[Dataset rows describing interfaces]
☆ ☆ ☆ ☆ ☆ ☆ ☆
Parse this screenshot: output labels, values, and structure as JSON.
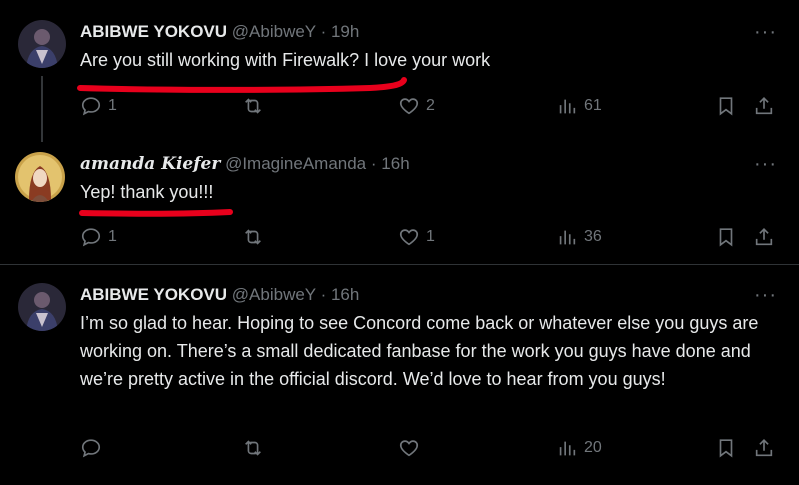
{
  "tweets": [
    {
      "name": "ABIBWE YOKOVU",
      "handle": "@AbibweY",
      "dot": "·",
      "time": "19h",
      "more": "···",
      "text": "Are you still working with Firewalk? I love your work",
      "replies": "1",
      "retweets": "",
      "likes": "2",
      "views": "61"
    },
    {
      "name": "amanda Kiefer",
      "handle": "@ImagineAmanda",
      "dot": "·",
      "time": "16h",
      "more": "···",
      "text": "Yep! thank you!!!",
      "replies": "1",
      "retweets": "",
      "likes": "1",
      "views": "36"
    },
    {
      "name": "ABIBWE YOKOVU",
      "handle": "@AbibweY",
      "dot": "·",
      "time": "16h",
      "more": "···",
      "text": "I’m so glad to hear. Hoping to see Concord come back or whatever else you guys are working on. There’s a small dedicated fanbase for the work you guys have done and we’re pretty active in the official discord. We’d love to hear from you guys!",
      "replies": "",
      "retweets": "",
      "likes": "",
      "views": "20"
    }
  ],
  "colors": {
    "background": "#000000",
    "text": "#e7e9ea",
    "muted": "#71767b",
    "annotation": "#e8001c"
  },
  "icons": [
    "reply-icon",
    "retweet-icon",
    "like-icon",
    "views-icon",
    "bookmark-icon",
    "share-icon",
    "more-icon"
  ]
}
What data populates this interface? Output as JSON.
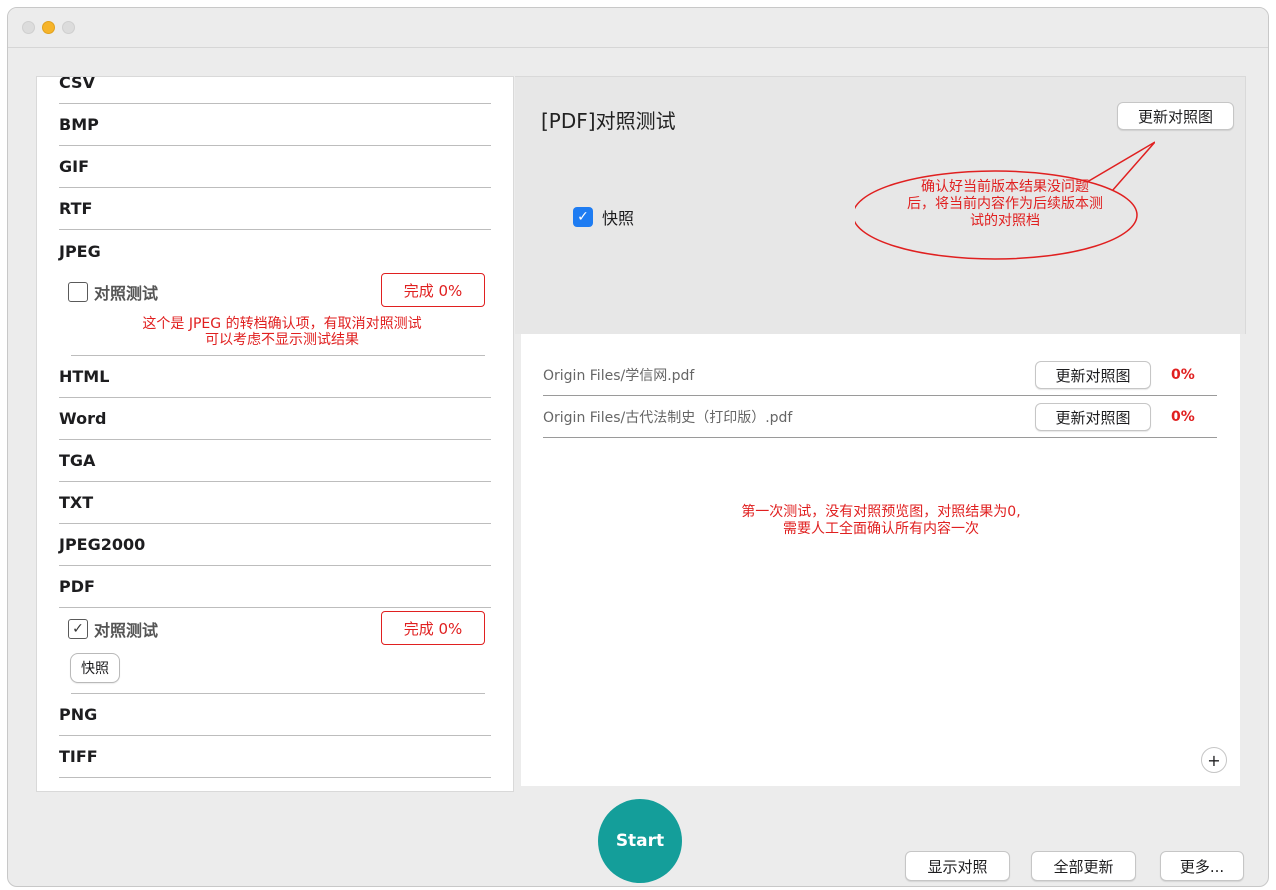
{
  "window": {
    "title": ""
  },
  "left": {
    "formats_top": [
      "CSV",
      "BMP",
      "GIF",
      "RTF",
      "JPEG"
    ],
    "jpeg_check_label": "对照测试",
    "jpeg_done": "完成 0%",
    "jpeg_note_line1": "这个是 JPEG 的转档确认项，有取消对照测试",
    "jpeg_note_line2": "可以考虑不显示测试结果",
    "formats_mid": [
      "HTML",
      "Word",
      "TGA",
      "TXT",
      "JPEG2000",
      "PDF"
    ],
    "pdf_check_label": "对照测试",
    "pdf_done": "完成 0%",
    "pdf_snapshot_button": "快照",
    "formats_bottom": [
      "PNG",
      "TIFF"
    ]
  },
  "right": {
    "title": "[PDF]对照测试",
    "update_button": "更新对照图",
    "callout_line1": "确认好当前版本结果没问题",
    "callout_line2": "后，将当前内容作为后续版本测",
    "callout_line3": "试的对照档",
    "snapshot_label": "快照",
    "files": [
      {
        "name": "Origin Files/学信网.pdf",
        "button": "更新对照图",
        "pct": "0%"
      },
      {
        "name": "Origin Files/古代法制史（打印版）.pdf",
        "button": "更新对照图",
        "pct": "0%"
      }
    ],
    "note_line1": "第一次测试，没有对照预览图，对照结果为0,",
    "note_line2": "需要人工全面确认所有内容一次",
    "plus": "+"
  },
  "bottom": {
    "start": "Start",
    "show_compare": "显示对照",
    "update_all": "全部更新",
    "more": "更多..."
  },
  "colors": {
    "accent_red": "#e02020",
    "start_teal": "#149e9a",
    "checkbox_blue": "#1e7cf2",
    "traffic_yellow": "#f6b42a"
  }
}
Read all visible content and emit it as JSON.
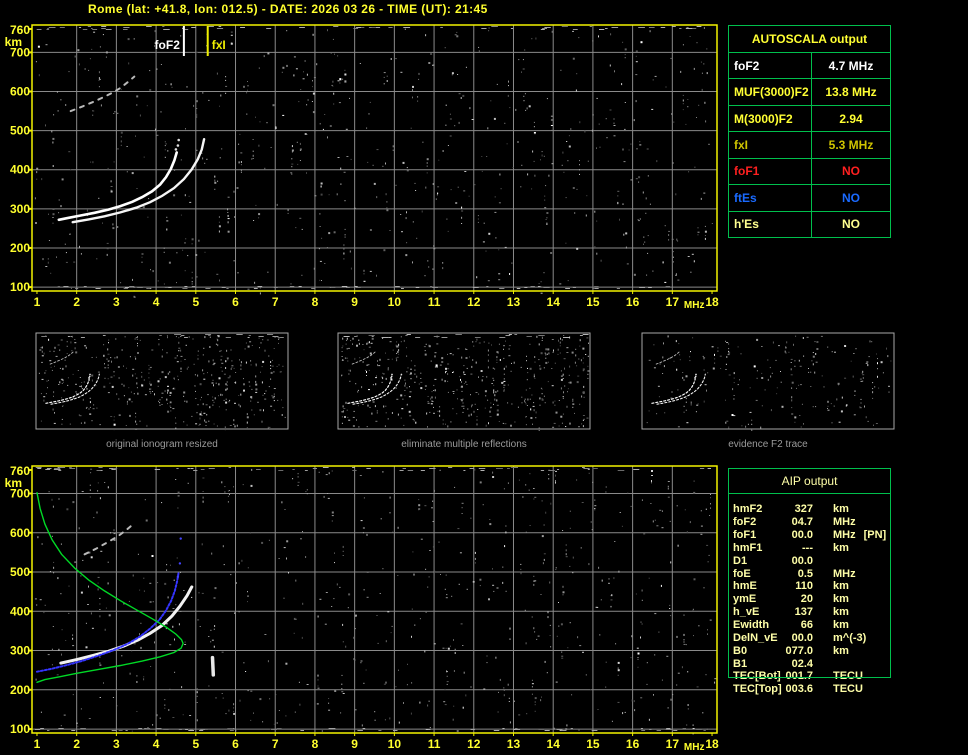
{
  "title": {
    "text": "Rome (lat: +41.8, lon: 012.5) - DATE: 2026 03 26 - TIME (UT): 21:45"
  },
  "colors": {
    "background": "#000000",
    "axis_yellow": "#ffff2e",
    "plot_border": "#f2f200",
    "grid_gray": "#8a8a8a",
    "table_green": "#00bf4d",
    "caption_gray": "#9b9b9b",
    "aip_text": "#ffffa8",
    "trace_white": "#ffffff",
    "trace_blue": "#3535ff",
    "profile_green": "#00d926",
    "status_red": "#ff2020",
    "status_blue": "#1a6aff"
  },
  "autoscala": {
    "header": "AUTOSCALA output",
    "rows": [
      {
        "label": "foF2",
        "value": "4.7 MHz",
        "color": "#ffffff"
      },
      {
        "label": "MUF(3000)F2",
        "value": "13.8 MHz",
        "color": "#ffff33"
      },
      {
        "label": "M(3000)F2",
        "value": "2.94",
        "color": "#ffff33"
      },
      {
        "label": "fxI",
        "value": "5.3 MHz",
        "color": "#cfc400"
      },
      {
        "label": "foF1",
        "value": "NO",
        "color": "#ff2020"
      },
      {
        "label": "ftEs",
        "value": "NO",
        "color": "#1a6aff"
      },
      {
        "label": "h'Es",
        "value": "NO",
        "color": "#ffff90"
      }
    ]
  },
  "aip": {
    "header": "AIP output",
    "rows": [
      {
        "label": "hmF2",
        "value": "327",
        "unit": "km",
        "note": ""
      },
      {
        "label": "foF2",
        "value": "04.7",
        "unit": "MHz",
        "note": ""
      },
      {
        "label": "foF1",
        "value": "00.0",
        "unit": "MHz",
        "note": "[PN]"
      },
      {
        "label": "hmF1",
        "value": "---",
        "unit": "km",
        "note": ""
      },
      {
        "label": "D1",
        "value": "00.0",
        "unit": "",
        "note": ""
      },
      {
        "label": "foE",
        "value": "0.5",
        "unit": "MHz",
        "note": ""
      },
      {
        "label": "hmE",
        "value": "110",
        "unit": "km",
        "note": ""
      },
      {
        "label": "ymE",
        "value": "20",
        "unit": "km",
        "note": ""
      },
      {
        "label": "h_vE",
        "value": "137",
        "unit": "km",
        "note": ""
      },
      {
        "label": "Ewidth",
        "value": "66",
        "unit": "km",
        "note": ""
      },
      {
        "label": "DelN_vE",
        "value": "00.0",
        "unit": "m^(-3)",
        "note": ""
      },
      {
        "label": "B0",
        "value": "077.0",
        "unit": "km",
        "note": ""
      },
      {
        "label": "B1",
        "value": "02.4",
        "unit": "",
        "note": ""
      },
      {
        "label": "TEC[Bot]",
        "value": "001.7",
        "unit": "TECU",
        "note": ""
      },
      {
        "label": "TEC[Top]",
        "value": "003.6",
        "unit": "TECU",
        "note": ""
      }
    ]
  },
  "thumbnails": {
    "captions": [
      "original ionogram resized",
      "eliminate multiple reflections",
      "evidence F2 trace"
    ]
  },
  "chart_data": [
    {
      "id": "top-ionogram",
      "type": "scatter",
      "title": "ionogram with autoscala markers",
      "xlabel": "MHz",
      "ylabel": "km",
      "xlim": [
        0.875,
        18.125
      ],
      "ylim": [
        90,
        770
      ],
      "x_ticks": [
        1,
        2,
        3,
        4,
        5,
        6,
        7,
        8,
        9,
        10,
        11,
        12,
        13,
        14,
        15,
        16,
        17,
        18
      ],
      "y_ticks": [
        760,
        700,
        600,
        500,
        400,
        300,
        200,
        100
      ],
      "grid": true,
      "legend": "none",
      "noise": {
        "seed": 11,
        "count": 620,
        "edge": true
      },
      "series": [
        {
          "name": "F2 O-trace",
          "style": "line",
          "color": "#ffffff",
          "width": 2.6,
          "points": [
            [
              1.55,
              272
            ],
            [
              1.8,
              277
            ],
            [
              2.1,
              283
            ],
            [
              2.45,
              290
            ],
            [
              2.8,
              298
            ],
            [
              3.1,
              307
            ],
            [
              3.4,
              318
            ],
            [
              3.65,
              330
            ],
            [
              3.9,
              345
            ],
            [
              4.1,
              362
            ],
            [
              4.25,
              381
            ],
            [
              4.37,
              402
            ],
            [
              4.46,
              424
            ],
            [
              4.52,
              444
            ]
          ]
        },
        {
          "name": "F2 X-trace",
          "style": "line",
          "color": "#f5f5f5",
          "width": 2.4,
          "points": [
            [
              1.9,
              266
            ],
            [
              2.3,
              273
            ],
            [
              2.7,
              281
            ],
            [
              3.1,
              291
            ],
            [
              3.5,
              303
            ],
            [
              3.85,
              317
            ],
            [
              4.15,
              333
            ],
            [
              4.45,
              353
            ],
            [
              4.7,
              376
            ],
            [
              4.9,
              401
            ],
            [
              5.05,
              427
            ],
            [
              5.15,
              452
            ],
            [
              5.21,
              478
            ]
          ]
        },
        {
          "name": "O-trace cusp dots",
          "style": "dots",
          "color": "#e0e0e0",
          "r": 1.3,
          "points": [
            [
              4.5,
              452
            ],
            [
              4.55,
              462
            ],
            [
              4.57,
              476
            ]
          ]
        },
        {
          "name": "second-hop trace",
          "style": "dash",
          "color": "#b9b9b9",
          "width": 2,
          "dash": "4,6",
          "points": [
            [
              1.85,
              550
            ],
            [
              2.15,
              562
            ],
            [
              2.5,
              577
            ],
            [
              2.85,
              594
            ],
            [
              3.1,
              609
            ],
            [
              3.3,
              625
            ],
            [
              3.45,
              638
            ]
          ]
        }
      ],
      "markers": [
        {
          "x": 4.7,
          "label": "foF2",
          "color": "#ffffff",
          "side": "left"
        },
        {
          "x": 5.3,
          "label": "fxI",
          "color": "#f0f000",
          "side": "right"
        }
      ]
    },
    {
      "id": "bottom-ionogram",
      "type": "scatter",
      "title": "ionogram with restored trace and electron density profile",
      "xlabel": "MHz",
      "ylabel": "km",
      "xlim": [
        0.875,
        18.125
      ],
      "ylim": [
        90,
        770
      ],
      "x_ticks": [
        1,
        2,
        3,
        4,
        5,
        6,
        7,
        8,
        9,
        10,
        11,
        12,
        13,
        14,
        15,
        16,
        17,
        18
      ],
      "y_ticks": [
        760,
        700,
        600,
        500,
        400,
        300,
        200,
        100
      ],
      "grid": true,
      "legend": "none",
      "noise": {
        "seed": 29,
        "count": 620,
        "edge": true
      },
      "series": [
        {
          "name": "measured F2 trace",
          "style": "line",
          "color": "#f2f2f2",
          "width": 3,
          "points": [
            [
              1.6,
              268
            ],
            [
              2.0,
              277
            ],
            [
              2.4,
              287
            ],
            [
              2.8,
              298
            ],
            [
              3.2,
              312
            ],
            [
              3.55,
              327
            ],
            [
              3.85,
              344
            ],
            [
              4.15,
              364
            ],
            [
              4.4,
              388
            ],
            [
              4.6,
              413
            ],
            [
              4.78,
              440
            ],
            [
              4.9,
              462
            ]
          ]
        },
        {
          "name": "second-hop trace",
          "style": "dash",
          "color": "#b9b9b9",
          "width": 2,
          "dash": "4,6",
          "points": [
            [
              2.2,
              545
            ],
            [
              2.5,
              560
            ],
            [
              2.8,
              577
            ],
            [
              3.05,
              592
            ],
            [
              3.25,
              607
            ],
            [
              3.4,
              620
            ]
          ]
        },
        {
          "name": "autoscala O-trace",
          "style": "dash",
          "color": "#3535ff",
          "width": 2,
          "dash": "2,2",
          "points": [
            [
              1.0,
              246
            ],
            [
              1.35,
              253
            ],
            [
              1.75,
              263
            ],
            [
              2.15,
              274
            ],
            [
              2.55,
              287
            ],
            [
              2.95,
              302
            ],
            [
              3.3,
              318
            ],
            [
              3.6,
              336
            ],
            [
              3.85,
              356
            ],
            [
              4.08,
              378
            ],
            [
              4.25,
              402
            ],
            [
              4.38,
              427
            ],
            [
              4.47,
              452
            ],
            [
              4.53,
              476
            ],
            [
              4.57,
              500
            ]
          ]
        },
        {
          "name": "autoscala trace sparse dots",
          "style": "dots",
          "color": "#4444ff",
          "r": 1.2,
          "points": [
            [
              4.6,
              522
            ],
            [
              4.62,
              585
            ],
            [
              4.55,
              488
            ]
          ]
        },
        {
          "name": "electron density profile",
          "style": "line",
          "color": "#00d926",
          "width": 1.4,
          "points": [
            [
              1.0,
              702
            ],
            [
              1.08,
              662
            ],
            [
              1.2,
              622
            ],
            [
              1.38,
              582
            ],
            [
              1.62,
              545
            ],
            [
              1.95,
              510
            ],
            [
              2.3,
              480
            ],
            [
              2.7,
              452
            ],
            [
              3.1,
              427
            ],
            [
              3.5,
              404
            ],
            [
              3.9,
              381
            ],
            [
              4.25,
              360
            ],
            [
              4.5,
              342
            ],
            [
              4.64,
              328
            ],
            [
              4.68,
              318
            ],
            [
              4.63,
              306
            ],
            [
              4.45,
              295
            ],
            [
              4.1,
              284
            ],
            [
              3.65,
              273
            ],
            [
              3.1,
              262
            ],
            [
              2.55,
              252
            ],
            [
              2.0,
              242
            ],
            [
              1.55,
              233
            ],
            [
              1.2,
              226
            ],
            [
              1.0,
              219
            ]
          ]
        },
        {
          "name": "noise streak",
          "style": "line",
          "color": "#e8e8e8",
          "width": 3.5,
          "points": [
            [
              5.44,
              238
            ],
            [
              5.42,
              282
            ]
          ]
        }
      ],
      "markers": []
    },
    {
      "id": "thumb-1",
      "type": "scatter",
      "title": "original ionogram resized",
      "xlim": [
        0.875,
        18.125
      ],
      "ylim": [
        90,
        770
      ],
      "grid": false,
      "thumb": true,
      "series_from": "top-ionogram",
      "noise": {
        "seed": 3,
        "count": 400,
        "edge": true
      }
    },
    {
      "id": "thumb-2",
      "type": "scatter",
      "title": "eliminate multiple reflections",
      "xlim": [
        0.875,
        18.125
      ],
      "ylim": [
        90,
        770
      ],
      "grid": false,
      "thumb": true,
      "series_from": "top-ionogram",
      "noise": {
        "seed": 4,
        "count": 430,
        "edge": true
      }
    },
    {
      "id": "thumb-3",
      "type": "scatter",
      "title": "evidence F2 trace",
      "xlim": [
        0.875,
        18.125
      ],
      "ylim": [
        90,
        770
      ],
      "grid": false,
      "thumb": true,
      "series_from": "top-ionogram",
      "noise": {
        "seed": 5,
        "count": 210,
        "edge": false
      }
    }
  ]
}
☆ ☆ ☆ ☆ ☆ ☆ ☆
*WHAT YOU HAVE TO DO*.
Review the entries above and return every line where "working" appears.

*PROBLEM SOLUTION*.
      "text": "Are you still working with Firewalk? I love your work",
      "text": "I’m so glad to hear. Hoping to see Concord come back or whatever else you guys are working on. There’s a small dedicated fanbase for the work you guys have done and we’re pretty active in the official discord. We’d love to hear from you guys!",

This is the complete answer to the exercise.